**What is required**. Exactly as they stand, set down the following records once more.
START Extracted records
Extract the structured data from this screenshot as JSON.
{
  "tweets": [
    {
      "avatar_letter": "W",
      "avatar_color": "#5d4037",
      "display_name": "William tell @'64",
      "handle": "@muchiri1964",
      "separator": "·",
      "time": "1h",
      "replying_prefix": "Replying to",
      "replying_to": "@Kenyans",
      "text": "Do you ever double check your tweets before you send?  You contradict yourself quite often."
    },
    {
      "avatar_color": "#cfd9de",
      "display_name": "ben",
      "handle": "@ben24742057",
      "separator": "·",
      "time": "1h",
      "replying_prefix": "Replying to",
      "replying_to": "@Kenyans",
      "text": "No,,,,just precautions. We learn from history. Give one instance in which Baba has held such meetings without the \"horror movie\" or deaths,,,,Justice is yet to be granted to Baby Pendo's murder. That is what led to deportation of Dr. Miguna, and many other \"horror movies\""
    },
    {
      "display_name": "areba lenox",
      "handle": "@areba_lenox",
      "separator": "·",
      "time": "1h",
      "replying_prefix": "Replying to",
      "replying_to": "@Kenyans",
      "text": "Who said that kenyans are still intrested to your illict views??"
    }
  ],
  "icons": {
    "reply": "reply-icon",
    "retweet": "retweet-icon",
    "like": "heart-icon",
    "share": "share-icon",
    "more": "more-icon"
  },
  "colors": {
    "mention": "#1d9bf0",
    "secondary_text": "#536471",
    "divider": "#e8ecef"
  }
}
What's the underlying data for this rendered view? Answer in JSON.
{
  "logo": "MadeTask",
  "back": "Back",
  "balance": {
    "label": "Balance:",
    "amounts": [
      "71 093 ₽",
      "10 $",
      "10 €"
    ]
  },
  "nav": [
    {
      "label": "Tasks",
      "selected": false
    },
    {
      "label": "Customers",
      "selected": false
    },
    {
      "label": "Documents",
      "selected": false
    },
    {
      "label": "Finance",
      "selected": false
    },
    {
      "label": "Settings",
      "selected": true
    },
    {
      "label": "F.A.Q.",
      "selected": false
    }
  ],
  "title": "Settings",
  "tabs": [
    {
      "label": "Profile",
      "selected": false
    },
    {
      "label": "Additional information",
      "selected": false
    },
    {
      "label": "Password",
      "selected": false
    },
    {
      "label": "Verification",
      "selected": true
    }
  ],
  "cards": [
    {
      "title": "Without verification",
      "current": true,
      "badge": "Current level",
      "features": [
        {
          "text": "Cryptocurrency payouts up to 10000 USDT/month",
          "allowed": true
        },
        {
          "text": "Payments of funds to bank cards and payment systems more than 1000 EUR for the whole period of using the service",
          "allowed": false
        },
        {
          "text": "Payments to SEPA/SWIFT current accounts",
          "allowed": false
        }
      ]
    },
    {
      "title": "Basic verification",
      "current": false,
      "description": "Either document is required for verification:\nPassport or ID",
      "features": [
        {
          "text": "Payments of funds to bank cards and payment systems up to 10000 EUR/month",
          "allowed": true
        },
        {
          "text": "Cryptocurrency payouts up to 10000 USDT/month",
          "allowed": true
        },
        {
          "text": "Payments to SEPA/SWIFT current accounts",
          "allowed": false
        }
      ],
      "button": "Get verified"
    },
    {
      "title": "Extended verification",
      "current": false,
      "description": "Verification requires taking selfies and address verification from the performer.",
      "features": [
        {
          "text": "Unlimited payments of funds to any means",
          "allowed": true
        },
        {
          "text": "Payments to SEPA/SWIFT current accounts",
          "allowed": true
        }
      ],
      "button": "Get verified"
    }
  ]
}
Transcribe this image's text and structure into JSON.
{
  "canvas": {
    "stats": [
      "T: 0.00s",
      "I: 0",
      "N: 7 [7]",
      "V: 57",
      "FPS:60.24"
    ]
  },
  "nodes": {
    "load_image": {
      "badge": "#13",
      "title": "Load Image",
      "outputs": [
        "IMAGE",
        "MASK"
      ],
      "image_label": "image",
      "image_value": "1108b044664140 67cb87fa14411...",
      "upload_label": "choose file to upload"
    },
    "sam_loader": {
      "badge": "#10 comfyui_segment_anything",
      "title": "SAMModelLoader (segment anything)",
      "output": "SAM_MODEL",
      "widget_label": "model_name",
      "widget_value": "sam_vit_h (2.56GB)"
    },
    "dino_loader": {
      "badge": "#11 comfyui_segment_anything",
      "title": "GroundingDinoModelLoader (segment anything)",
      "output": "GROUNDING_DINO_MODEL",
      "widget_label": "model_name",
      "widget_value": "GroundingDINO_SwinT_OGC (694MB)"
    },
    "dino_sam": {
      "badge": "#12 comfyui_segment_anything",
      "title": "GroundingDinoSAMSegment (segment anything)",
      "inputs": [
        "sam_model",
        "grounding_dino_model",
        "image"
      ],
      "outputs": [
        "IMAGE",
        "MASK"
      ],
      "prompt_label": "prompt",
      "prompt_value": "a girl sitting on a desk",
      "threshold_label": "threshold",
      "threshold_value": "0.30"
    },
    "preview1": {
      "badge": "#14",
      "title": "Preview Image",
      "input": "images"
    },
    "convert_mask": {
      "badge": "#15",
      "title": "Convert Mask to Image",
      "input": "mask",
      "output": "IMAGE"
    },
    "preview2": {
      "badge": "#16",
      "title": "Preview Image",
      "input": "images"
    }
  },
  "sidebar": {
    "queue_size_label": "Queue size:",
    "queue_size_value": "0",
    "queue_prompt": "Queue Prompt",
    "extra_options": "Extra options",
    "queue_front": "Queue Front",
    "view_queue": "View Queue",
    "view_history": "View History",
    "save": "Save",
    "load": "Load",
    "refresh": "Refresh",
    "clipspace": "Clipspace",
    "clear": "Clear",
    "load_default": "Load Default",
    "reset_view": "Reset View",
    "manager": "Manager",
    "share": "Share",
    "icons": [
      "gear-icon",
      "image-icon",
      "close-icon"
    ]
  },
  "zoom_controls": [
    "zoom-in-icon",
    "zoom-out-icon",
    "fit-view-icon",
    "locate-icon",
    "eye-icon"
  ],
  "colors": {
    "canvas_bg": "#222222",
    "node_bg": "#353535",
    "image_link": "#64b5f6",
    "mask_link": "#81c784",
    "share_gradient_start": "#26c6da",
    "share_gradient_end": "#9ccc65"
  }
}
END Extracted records
**The answer**.
Extract the structured data from this screenshot as JSON.
{
  "tweets": [
    {
      "avatar_letter": "W",
      "avatar_color": "#5d4037",
      "display_name": "William tell @'64",
      "handle": "@muchiri1964",
      "separator": "·",
      "time": "1h",
      "replying_prefix": "Replying to",
      "replying_to": "@Kenyans",
      "text": "Do you ever double check your tweets before you send?  You contradict yourself quite often."
    },
    {
      "avatar_color": "#cfd9de",
      "display_name": "ben",
      "handle": "@ben24742057",
      "separator": "·",
      "time": "1h",
      "replying_prefix": "Replying to",
      "replying_to": "@Kenyans",
      "text": "No,,,,just precautions. We learn from history. Give one instance in which Baba has held such meetings without the \"horror movie\" or deaths,,,,Justice is yet to be granted to Baby Pendo's murder. That is what led to deportation of Dr. Miguna, and many other \"horror movies\""
    },
    {
      "display_name": "areba lenox",
      "handle": "@areba_lenox",
      "separator": "·",
      "time": "1h",
      "replying_prefix": "Replying to",
      "replying_to": "@Kenyans",
      "text": "Who said that kenyans are still intrested to your illict views??"
    }
  ],
  "icons": {
    "reply": "reply-icon",
    "retweet": "retweet-icon",
    "like": "heart-icon",
    "share": "share-icon",
    "more": "more-icon"
  },
  "colors": {
    "mention": "#1d9bf0",
    "secondary_text": "#536471",
    "divider": "#e8ecef"
  }
}
What's the underlying data for this rendered view? Answer in JSON.
{
  "logo": "MadeTask",
  "back": "Back",
  "balance": {
    "label": "Balance:",
    "amounts": [
      "71 093 ₽",
      "10 $",
      "10 €"
    ]
  },
  "nav": [
    {
      "label": "Tasks",
      "selected": false
    },
    {
      "label": "Customers",
      "selected": false
    },
    {
      "label": "Documents",
      "selected": false
    },
    {
      "label": "Finance",
      "selected": false
    },
    {
      "label": "Settings",
      "selected": true
    },
    {
      "label": "F.A.Q.",
      "selected": false
    }
  ],
  "title": "Settings",
  "tabs": [
    {
      "label": "Profile",
      "selected": false
    },
    {
      "label": "Additional information",
      "selected": false
    },
    {
      "label": "Password",
      "selected": false
    },
    {
      "label": "Verification",
      "selected": true
    }
  ],
  "cards": [
    {
      "title": "Without verification",
      "current": true,
      "badge": "Current level",
      "features": [
        {
          "text": "Cryptocurrency payouts up to 10000 USDT/month",
          "allowed": true
        },
        {
          "text": "Payments of funds to bank cards and payment systems more than 1000 EUR for the whole period of using the service",
          "allowed": false
        },
        {
          "text": "Payments to SEPA/SWIFT current accounts",
          "allowed": false
        }
      ]
    },
    {
      "title": "Basic verification",
      "current": false,
      "description": "Either document is required for verification:\nPassport or ID",
      "features": [
        {
          "text": "Payments of funds to bank cards and payment systems up to 10000 EUR/month",
          "allowed": true
        },
        {
          "text": "Cryptocurrency payouts up to 10000 USDT/month",
          "allowed": true
        },
        {
          "text": "Payments to SEPA/SWIFT current accounts",
          "allowed": false
        }
      ],
      "button": "Get verified"
    },
    {
      "title": "Extended verification",
      "current": false,
      "description": "Verification requires taking selfies and address verification from the performer.",
      "features": [
        {
          "text": "Unlimited payments of funds to any means",
          "allowed": true
        },
        {
          "text": "Payments to SEPA/SWIFT current accounts",
          "allowed": true
        }
      ],
      "button": "Get verified"
    }
  ]
}
Transcribe this image's text and structure into JSON.
{
  "canvas": {
    "stats": [
      "T: 0.00s",
      "I: 0",
      "N: 7 [7]",
      "V: 57",
      "FPS:60.24"
    ]
  },
  "nodes": {
    "load_image": {
      "badge": "#13",
      "title": "Load Image",
      "outputs": [
        "IMAGE",
        "MASK"
      ],
      "image_label": "image",
      "image_value": "1108b044664140 67cb87fa14411...",
      "upload_label": "choose file to upload"
    },
    "sam_loader": {
      "badge": "#10 comfyui_segment_anything",
      "title": "SAMModelLoader (segment anything)",
      "output": "SAM_MODEL",
      "widget_label": "model_name",
      "widget_value": "sam_vit_h (2.56GB)"
    },
    "dino_loader": {
      "badge": "#11 comfyui_segment_anything",
      "title": "GroundingDinoModelLoader (segment anything)",
      "output": "GROUNDING_DINO_MODEL",
      "widget_label": "model_name",
      "widget_value": "GroundingDINO_SwinT_OGC (694MB)"
    },
    "dino_sam": {
      "badge": "#12 comfyui_segment_anything",
      "title": "GroundingDinoSAMSegment (segment anything)",
      "inputs": [
        "sam_model",
        "grounding_dino_model",
        "image"
      ],
      "outputs": [
        "IMAGE",
        "MASK"
      ],
      "prompt_label": "prompt",
      "prompt_value": "a girl sitting on a desk",
      "threshold_label": "threshold",
      "threshold_value": "0.30"
    },
    "preview1": {
      "badge": "#14",
      "title": "Preview Image",
      "input": "images"
    },
    "convert_mask": {
      "badge": "#15",
      "title": "Convert Mask to Image",
      "input": "mask",
      "output": "IMAGE"
    },
    "preview2": {
      "badge": "#16",
      "title": "Preview Image",
      "input": "images"
    }
  },
  "sidebar": {
    "queue_size_label": "Queue size:",
    "queue_size_value": "0",
    "queue_prompt": "Queue Prompt",
    "extra_options": "Extra options",
    "queue_front": "Queue Front",
    "view_queue": "View Queue",
    "view_history": "View History",
    "save": "Save",
    "load": "Load",
    "refresh": "Refresh",
    "clipspace": "Clipspace",
    "clear": "Clear",
    "load_default": "Load Default",
    "reset_view": "Reset View",
    "manager": "Manager",
    "share": "Share",
    "icons": [
      "gear-icon",
      "image-icon",
      "close-icon"
    ]
  },
  "zoom_controls": [
    "zoom-in-icon",
    "zoom-out-icon",
    "fit-view-icon",
    "locate-icon",
    "eye-icon"
  ],
  "colors": {
    "canvas_bg": "#222222",
    "node_bg": "#353535",
    "image_link": "#64b5f6",
    "mask_link": "#81c784",
    "share_gradient_start": "#26c6da",
    "share_gradient_end": "#9ccc65"
  }
}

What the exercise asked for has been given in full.